*** Opening Extracted material ***
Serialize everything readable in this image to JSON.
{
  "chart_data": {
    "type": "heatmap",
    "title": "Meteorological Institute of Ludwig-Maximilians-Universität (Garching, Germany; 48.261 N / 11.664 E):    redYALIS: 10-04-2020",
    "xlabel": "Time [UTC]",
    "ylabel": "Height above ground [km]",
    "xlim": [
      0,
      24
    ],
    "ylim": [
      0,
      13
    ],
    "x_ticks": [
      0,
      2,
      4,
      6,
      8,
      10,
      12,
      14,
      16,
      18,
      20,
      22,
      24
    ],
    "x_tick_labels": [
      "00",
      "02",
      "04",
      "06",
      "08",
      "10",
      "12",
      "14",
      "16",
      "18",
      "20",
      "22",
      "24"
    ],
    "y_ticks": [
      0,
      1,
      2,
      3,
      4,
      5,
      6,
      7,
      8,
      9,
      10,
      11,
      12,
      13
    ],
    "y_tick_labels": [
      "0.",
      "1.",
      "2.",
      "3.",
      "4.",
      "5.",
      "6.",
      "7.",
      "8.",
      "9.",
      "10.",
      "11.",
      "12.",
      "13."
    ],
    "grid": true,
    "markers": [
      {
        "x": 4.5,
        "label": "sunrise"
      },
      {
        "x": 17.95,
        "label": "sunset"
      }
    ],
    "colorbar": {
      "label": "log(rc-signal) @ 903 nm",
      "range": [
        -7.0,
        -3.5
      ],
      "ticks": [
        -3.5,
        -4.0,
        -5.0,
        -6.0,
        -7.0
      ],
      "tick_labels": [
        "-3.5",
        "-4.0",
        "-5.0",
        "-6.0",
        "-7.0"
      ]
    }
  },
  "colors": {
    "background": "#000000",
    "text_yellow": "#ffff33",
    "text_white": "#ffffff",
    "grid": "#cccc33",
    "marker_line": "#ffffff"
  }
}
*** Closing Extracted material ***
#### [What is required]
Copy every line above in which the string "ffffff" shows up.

#### [Answer area]
    "text_white": "#ffffff",
    "marker_line": "#ffffff"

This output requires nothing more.